Thought to have originated in Spain and a major variety of the Rhône region, this meaty, rustic and full-bodied red variety is known by not one, but three names – Mataro, Mourvédre and Monastrell. In Australia it’s referred to as both Mataro and Mourvédre, while the Spanish often call it Monastrell.
If you’re a fan of Cabernet Sauvignon, then you’re bound to love Mourvédre with its delicious black and purple fruit, violet and lavender florals, plus savoury characters of black pepper, smoke, meat, earth, thyme, oak and high tannins.
As with so many varieties, we have James Busby to thank for bringing Mourvédre to Australia. In 1832 he brought vines from Perpignan in the Roussillon in Southern France which, according to Wine Australia, were planted in “the Camden and Minchinbury vineyards of New South Wales where it was known by various names including Balzac and Lambruscat, and then made its way to several areas around Australia, including the Great Western district of Victoria, and Western Australia’s Swan Valley at Houghton’s.
In South Australia it found a home in the Clare Valley, McLaren Vale and, of course, the Barossa Valley. The Barossa still has some of the original plantings, including the oldest Mourvèdre vineyard in the world, planted in 1853 by Johan Friedrich Koch. Eight rows of this original, pre-phylloxera planting still exist on the Old Garden Vineyard at Rowland Flat, and they are still tended by the seventh generation Koch family.”
Mourvédre Wine Regions
Mourvédre really hasn’t enjoyed the limelight it deserves in Australia. From the 1890s to the mid 1950s it was mainly made into fortified wine and since then has been blended away, mostly with Grenache and Shiraz. However, nowadays we’re seeing more and more Australian winemakers putting it front and centre.
A lover of moderate to warm climates, Mourvédre has adapted well in regions including Barossa Valley, McLaren Vale, Clare Valley and Langhorne Creek where it is blended in GSM’s, but also featured as a stand-alone variety with an ever-increasing fan base.

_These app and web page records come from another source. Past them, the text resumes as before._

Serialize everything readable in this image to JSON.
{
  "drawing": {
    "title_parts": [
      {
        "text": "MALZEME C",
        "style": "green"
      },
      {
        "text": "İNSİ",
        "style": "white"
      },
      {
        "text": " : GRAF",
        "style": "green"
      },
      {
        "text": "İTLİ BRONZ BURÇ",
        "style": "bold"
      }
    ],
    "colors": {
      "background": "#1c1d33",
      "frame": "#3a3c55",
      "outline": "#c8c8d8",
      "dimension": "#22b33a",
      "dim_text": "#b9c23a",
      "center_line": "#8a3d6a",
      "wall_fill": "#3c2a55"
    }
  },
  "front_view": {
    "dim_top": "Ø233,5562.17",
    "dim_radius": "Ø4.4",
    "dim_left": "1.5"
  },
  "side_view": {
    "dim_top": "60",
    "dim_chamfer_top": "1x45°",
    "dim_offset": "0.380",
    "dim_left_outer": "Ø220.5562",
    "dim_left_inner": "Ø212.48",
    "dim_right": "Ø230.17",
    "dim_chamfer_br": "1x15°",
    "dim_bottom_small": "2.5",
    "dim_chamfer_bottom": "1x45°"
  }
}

With its high tannins and bold, rustic flavours, Mourvédre calls for foods that are also full-flavoured including umami rich meats like beef short ribs, pork shoulder, barbequed lamb and game – venison and rabbit. For vegetarian dishes pair it with stuffed mushrooms, roasted beetroot and lentils, or char-grilled vegetable shish kebabs with pesto dressing.
Wine Selectors has several great straight Mourvèdres for you to explore, plus some very popular and moreish Grenache, Shiraz, Mourvèdre blends. So, for change try the deliciousness of Mourvèdre and leave the Cabernet in the cellar for another night.
Explore Mourvèdre wines here.